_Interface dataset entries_
☆ ☆ ☆ ☆ ☆

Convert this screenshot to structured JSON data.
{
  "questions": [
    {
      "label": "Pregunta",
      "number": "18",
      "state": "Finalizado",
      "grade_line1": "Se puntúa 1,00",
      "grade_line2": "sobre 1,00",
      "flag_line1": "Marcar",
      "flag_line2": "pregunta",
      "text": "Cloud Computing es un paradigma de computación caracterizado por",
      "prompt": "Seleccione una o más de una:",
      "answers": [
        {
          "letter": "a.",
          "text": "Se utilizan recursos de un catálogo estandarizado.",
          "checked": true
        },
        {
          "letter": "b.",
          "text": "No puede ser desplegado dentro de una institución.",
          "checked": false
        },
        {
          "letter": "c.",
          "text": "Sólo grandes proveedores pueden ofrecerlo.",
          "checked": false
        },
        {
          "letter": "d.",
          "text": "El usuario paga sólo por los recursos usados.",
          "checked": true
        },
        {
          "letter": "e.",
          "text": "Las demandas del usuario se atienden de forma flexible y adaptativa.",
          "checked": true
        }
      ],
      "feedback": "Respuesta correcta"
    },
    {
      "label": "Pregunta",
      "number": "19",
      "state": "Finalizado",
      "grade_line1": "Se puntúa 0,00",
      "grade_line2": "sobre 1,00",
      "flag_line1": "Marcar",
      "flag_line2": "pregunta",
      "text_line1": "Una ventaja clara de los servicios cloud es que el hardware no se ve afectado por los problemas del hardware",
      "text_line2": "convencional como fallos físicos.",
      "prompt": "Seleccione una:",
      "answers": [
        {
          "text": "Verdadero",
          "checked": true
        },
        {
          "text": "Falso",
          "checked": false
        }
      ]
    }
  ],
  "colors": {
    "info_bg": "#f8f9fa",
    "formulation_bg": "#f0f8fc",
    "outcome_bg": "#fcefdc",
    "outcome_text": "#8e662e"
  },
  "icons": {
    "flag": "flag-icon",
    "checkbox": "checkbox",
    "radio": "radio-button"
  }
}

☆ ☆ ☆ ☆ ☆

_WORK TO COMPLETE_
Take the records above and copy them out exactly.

_YOUR RESPONSE_
Convert this screenshot to structured JSON data.
{
  "questions": [
    {
      "label": "Pregunta",
      "number": "18",
      "state": "Finalizado",
      "grade_line1": "Se puntúa 1,00",
      "grade_line2": "sobre 1,00",
      "flag_line1": "Marcar",
      "flag_line2": "pregunta",
      "text": "Cloud Computing es un paradigma de computación caracterizado por",
      "prompt": "Seleccione una o más de una:",
      "answers": [
        {
          "letter": "a.",
          "text": "Se utilizan recursos de un catálogo estandarizado.",
          "checked": true
        },
        {
          "letter": "b.",
          "text": "No puede ser desplegado dentro de una institución.",
          "checked": false
        },
        {
          "letter": "c.",
          "text": "Sólo grandes proveedores pueden ofrecerlo.",
          "checked": false
        },
        {
          "letter": "d.",
          "text": "El usuario paga sólo por los recursos usados.",
          "checked": true
        },
        {
          "letter": "e.",
          "text": "Las demandas del usuario se atienden de forma flexible y adaptativa.",
          "checked": true
        }
      ],
      "feedback": "Respuesta correcta"
    },
    {
      "label": "Pregunta",
      "number": "19",
      "state": "Finalizado",
      "grade_line1": "Se puntúa 0,00",
      "grade_line2": "sobre 1,00",
      "flag_line1": "Marcar",
      "flag_line2": "pregunta",
      "text_line1": "Una ventaja clara de los servicios cloud es que el hardware no se ve afectado por los problemas del hardware",
      "text_line2": "convencional como fallos físicos.",
      "prompt": "Seleccione una:",
      "answers": [
        {
          "text": "Verdadero",
          "checked": true
        },
        {
          "text": "Falso",
          "checked": false
        }
      ]
    }
  ],
  "colors": {
    "info_bg": "#f8f9fa",
    "formulation_bg": "#f0f8fc",
    "outcome_bg": "#fcefdc",
    "outcome_text": "#8e662e"
  },
  "icons": {
    "flag": "flag-icon",
    "checkbox": "checkbox",
    "radio": "radio-button"
  }
}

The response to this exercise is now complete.